For many people a new car is the second most expensive purchase they will ever make. With new car prices in the tens of thousands of dollars, that expense is second only to the cost of buying a home. Car prices are negotiable, however, and strong negotiating skills can save you thousands of dollars on the car you need. Learning as much as you can before you walk into the dealership, and driving a hard bargain once you're there, is a smart strategy.
Research each car you are considering thoroughly. Compare standard features, options and reliability projections. Publications such as Consumer Reports provide reliability ratings for virtually every model of car. Similar publications also provide reliability ratings and resale projections.
Use the resources available at your local library, bookstore and the Internet--including Consumer Reports, Kelley Blue Book and Edmunds.com--to find the dealer's invoice price of the cars you're considering. Knowing what the dealer paid will make the negotiating process a lot easier. Instead of negotiating down from the sticker price, start by negotiating up from the dealer's cost.
Familiarize yourself with the terms used by car dealers. The Federal Trade Commission (see Resources) provides an excellent resource that lists the terms dealers use when referring to the base price and sticker price of the vehicle.
Check the window of the car for the Monroney Sticker Price (MSRP). This sticker is required by Federal law, and it can only be removed by the vehicle's purchaser. This sticker lists the base price of the vehicle, the retail price of any options and the transportation charges. The sticker also lists the vehicle's fuel economy. Compare that price to the invoice price you found in Step 2 and start your negotiations from there.
Negotiate the price of the car based on the actual purchase price, not your monthly payments. Some dealers will try to determine up front how much you want to pay each month, then build the price around that figure. Falling for that trap could leave you with a higher total price, since the dealer might stretch out the terms of the loan to accommodate the lower monthly payment. It's much better to negotiate based on the purchase price of the vehicle and work out the financing details after the price has been negotiated.

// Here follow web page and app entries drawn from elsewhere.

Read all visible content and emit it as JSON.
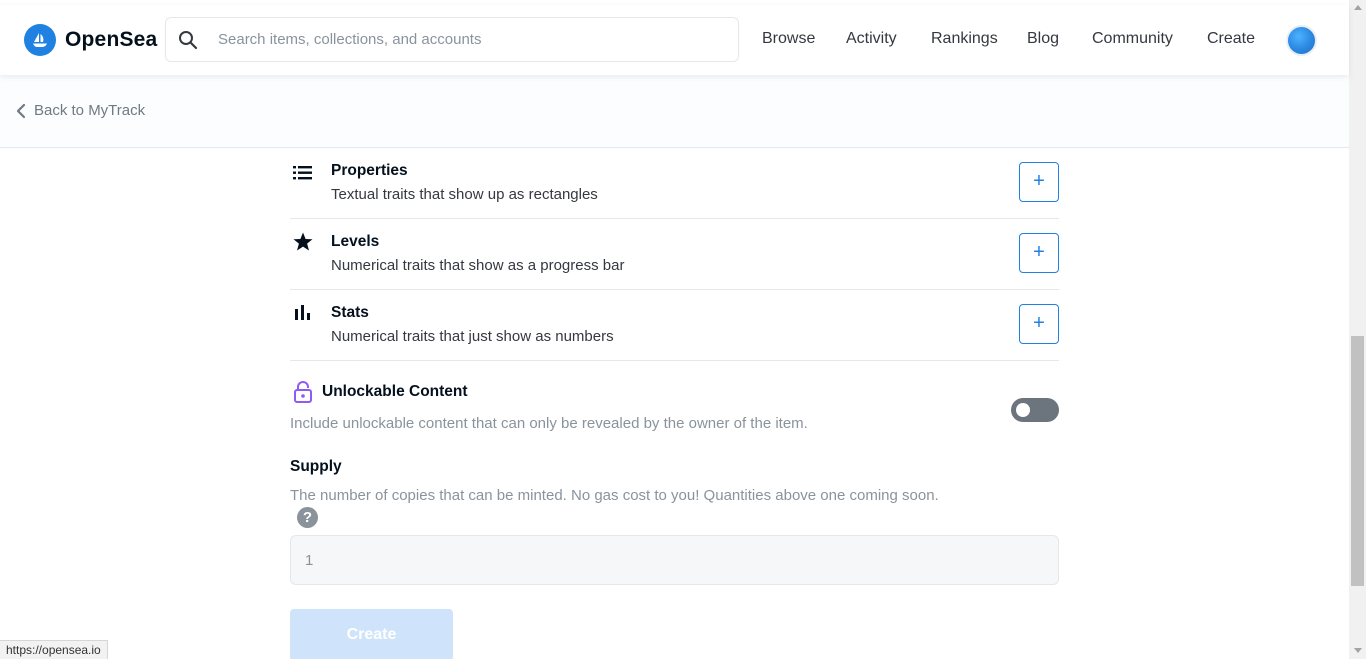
{
  "header": {
    "brand": "OpenSea",
    "search_placeholder": "Search items, collections, and accounts",
    "nav": [
      "Browse",
      "Activity",
      "Rankings",
      "Blog",
      "Community",
      "Create"
    ]
  },
  "back": {
    "label": "Back to MyTrack"
  },
  "traits": [
    {
      "icon": "list-icon",
      "title": "Properties",
      "desc": "Textual traits that show up as rectangles",
      "button": "+"
    },
    {
      "icon": "star-icon",
      "title": "Levels",
      "desc": "Numerical traits that show as a progress bar",
      "button": "+"
    },
    {
      "icon": "bar-chart-icon",
      "title": "Stats",
      "desc": "Numerical traits that just show as numbers",
      "button": "+"
    }
  ],
  "unlockable": {
    "icon": "lock-icon",
    "title": "Unlockable Content",
    "desc": "Include unlockable content that can only be revealed by the owner of the item.",
    "enabled": false
  },
  "supply": {
    "title": "Supply",
    "desc": "The number of copies that can be minted. No gas cost to you! Quantities above one coming soon.",
    "help": "?",
    "value": "1"
  },
  "create_button": "Create",
  "status_bar": {
    "url": "https://opensea.io"
  },
  "colors": {
    "accent": "#2081e2",
    "lock": "#8b5cf6",
    "toggle_off": "#6c757d"
  }
}
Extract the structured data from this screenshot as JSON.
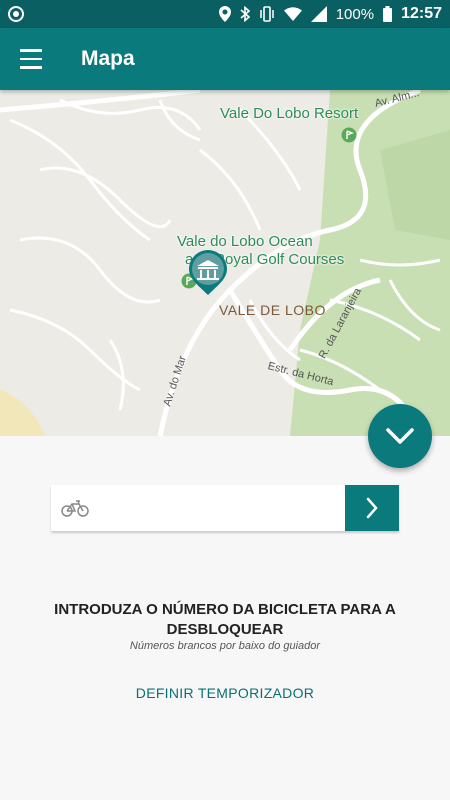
{
  "status_bar": {
    "battery": "100%",
    "time": "12:57"
  },
  "app_bar": {
    "title": "Mapa"
  },
  "map": {
    "places": {
      "resort": "Vale Do Lobo Resort",
      "golf_line1": "Vale do Lobo Ocean",
      "golf_line2": "and Royal Golf Courses",
      "town": "VALE DE LOBO"
    },
    "streets": {
      "av_mar": "Av. do Mar",
      "estr_horta": "Estr. da Horta",
      "r_laranjeira": "R. da Laranjeira",
      "av_top": "Av. Alm..."
    }
  },
  "unlock": {
    "input_value": "",
    "instruction": "INTRODUZA O NÚMERO DA BICICLETA PARA A DESBLOQUEAR",
    "hint": "Números brancos por baixo do guiador",
    "timer_link": "DEFINIR TEMPORIZADOR"
  },
  "colors": {
    "primary": "#0a7a7d",
    "status_bar": "#0a5f62",
    "map_green": "#c8dfb3"
  }
}
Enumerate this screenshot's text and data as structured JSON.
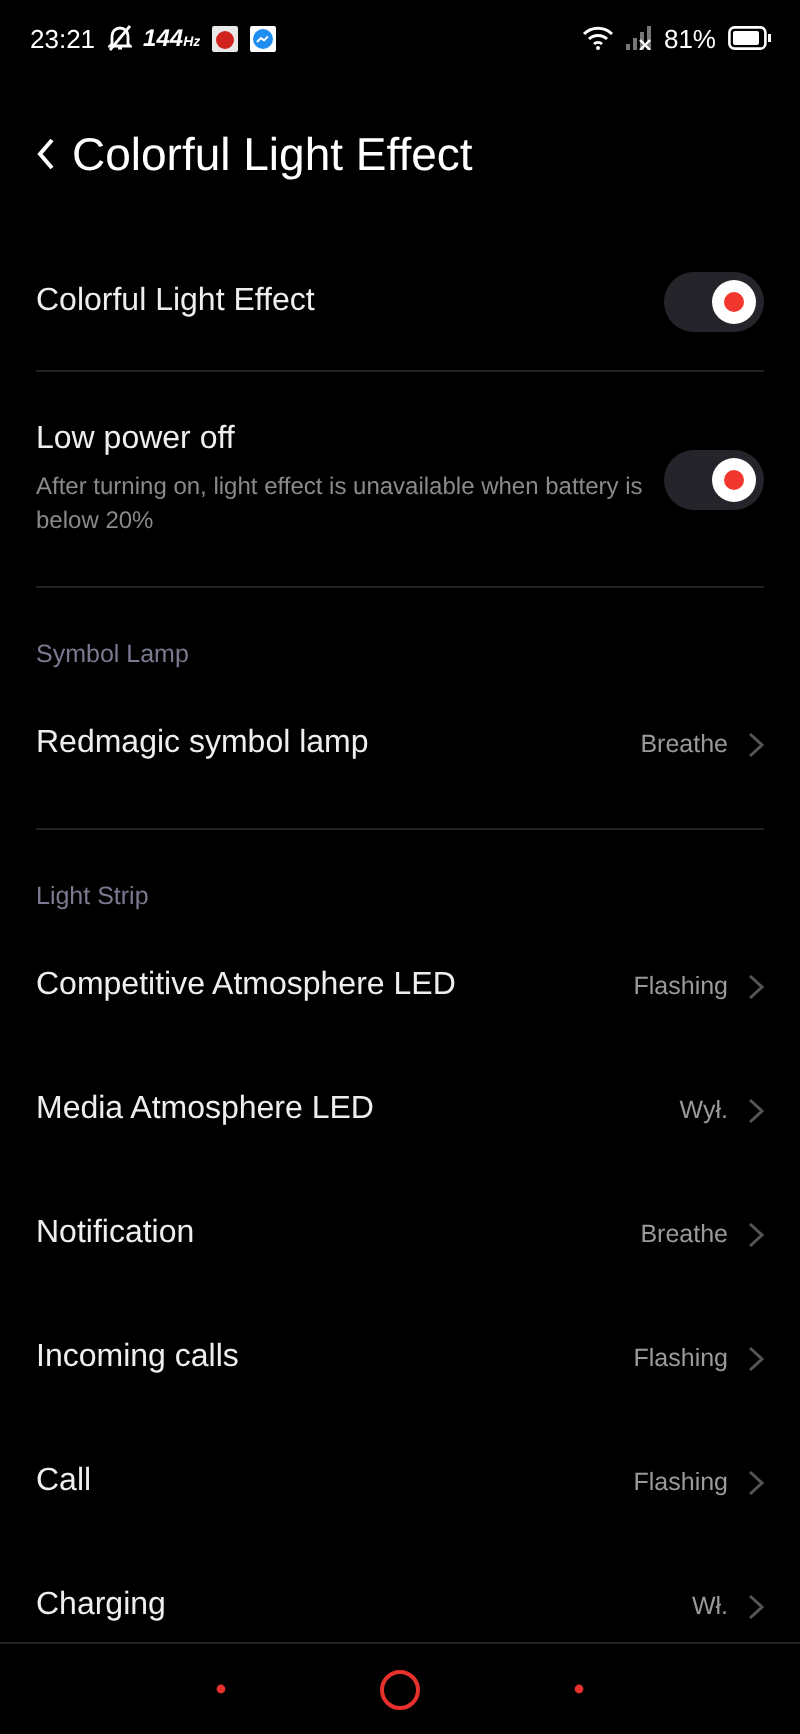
{
  "status_bar": {
    "time": "23:21",
    "refresh_rate": "144",
    "refresh_unit": "Hz",
    "battery": "81%"
  },
  "header": {
    "title": "Colorful Light Effect"
  },
  "sections": [
    {
      "items": [
        {
          "kind": "toggle",
          "label": "Colorful Light Effect",
          "on": true
        },
        {
          "kind": "toggle",
          "label": "Low power off",
          "description": "After turning on, light effect is unavailable when battery is below 20%",
          "on": true
        }
      ]
    },
    {
      "title": "Symbol Lamp",
      "items": [
        {
          "kind": "link",
          "label": "Redmagic symbol lamp",
          "value": "Breathe"
        }
      ]
    },
    {
      "title": "Light Strip",
      "items": [
        {
          "kind": "link",
          "label": "Competitive Atmosphere LED",
          "value": "Flashing"
        },
        {
          "kind": "link",
          "label": "Media Atmosphere LED",
          "value": "Wył."
        },
        {
          "kind": "link",
          "label": "Notification",
          "value": "Breathe"
        },
        {
          "kind": "link",
          "label": "Incoming calls",
          "value": "Flashing"
        },
        {
          "kind": "link",
          "label": "Call",
          "value": "Flashing"
        },
        {
          "kind": "link",
          "label": "Charging",
          "value": "Wł."
        }
      ]
    }
  ]
}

Wait until you've negotiated a firm purchase price on the car before you broach the subject of a trade-in. If you start talking about your trade-in too soon, the dealer might offer you a generous price for your old car, while inflating the purchase price of the new car. Handling the trade-in and price negotiation as two separate transactions eliminates this possibility. You might be able to get a better price for your trade-in if you sell it yourself.

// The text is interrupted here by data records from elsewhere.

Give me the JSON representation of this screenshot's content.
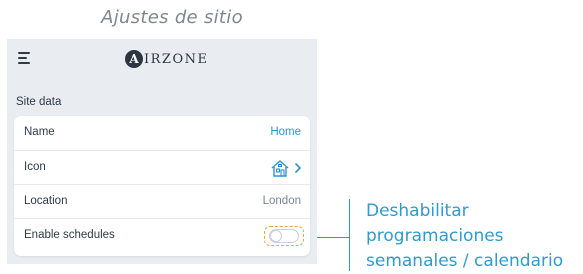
{
  "caption": "Ajustes de sitio",
  "app": {
    "logo_mark": "A",
    "logo_text": "IRZONE"
  },
  "section_title": "Site data",
  "rows": [
    {
      "label": "Name",
      "value": "Home"
    },
    {
      "label": "Icon",
      "value_icon": "house-icon"
    },
    {
      "label": "Location",
      "value": "London"
    },
    {
      "label": "Enable schedules",
      "toggle_on": false
    }
  ],
  "annotation": "Deshabilitar programaciones semanales / calendario",
  "colors": {
    "accent": "#2f94d4",
    "callout": "#2c9bd1",
    "highlight": "#f0a43a",
    "background": "#e9edf2"
  }
}
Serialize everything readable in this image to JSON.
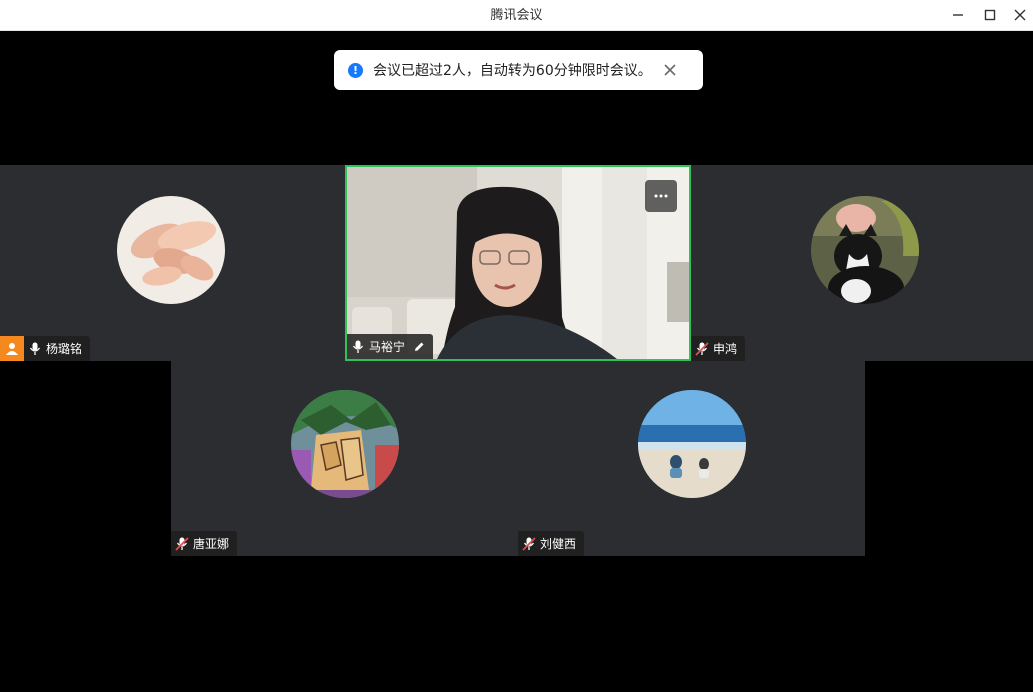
{
  "window": {
    "title": "腾讯会议"
  },
  "notification": {
    "text": "会议已超过2人，自动转为60分钟限时会议。",
    "icon": "info-icon",
    "accent": "#1677ff"
  },
  "participants": [
    {
      "name": "杨璐铭",
      "mic": "on",
      "is_host": true,
      "avatar": "hands-photo"
    },
    {
      "name": "马裕宁",
      "mic": "on",
      "video": true,
      "active_speaker": true,
      "avatar": "camera-feed"
    },
    {
      "name": "申鸿",
      "mic": "muted",
      "avatar": "cat-photo"
    },
    {
      "name": "唐亚娜",
      "mic": "muted",
      "avatar": "comic-art"
    },
    {
      "name": "刘健西",
      "mic": "muted",
      "avatar": "beach-photo"
    }
  ],
  "colors": {
    "active_border": "#2fc25b",
    "host_badge": "#f5891e",
    "muted_red": "#e34d4d",
    "tile_bg": "#2b2d30"
  }
}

Ask the dealer for a written offer on the car you have in mind, then take that offer to your bank to arrange financing. Compare the financing offer you receive from your bank to that offered at the dealership. While the dealer can often provide a good financing package, you might be able to arrange more favorable terms and a lower interest rate by working with your own bank.
Items you will need
- Car buying guides
- Car dealer advertisements
- Jupiterimages/Goodshoot/Getty Images
- How to Buy a Nearly New Car
- How to Buy a New Car for the Lowest Price
- How to Bargain to Buy a New Car
- How to Decide What Kind of New Car to Buy
- How do I Buy a New Car Online?
- Should I Buy a New Car or Pay Down a Line of Credit?
- How to Make a Deal When Buying a New Car
- How do I Use a Car Broker to Buy a New Car?
- Situations That Derail Your Budget When Buying a New Car
- If You Buy a New Car, How Soon Do You Have to Insure it?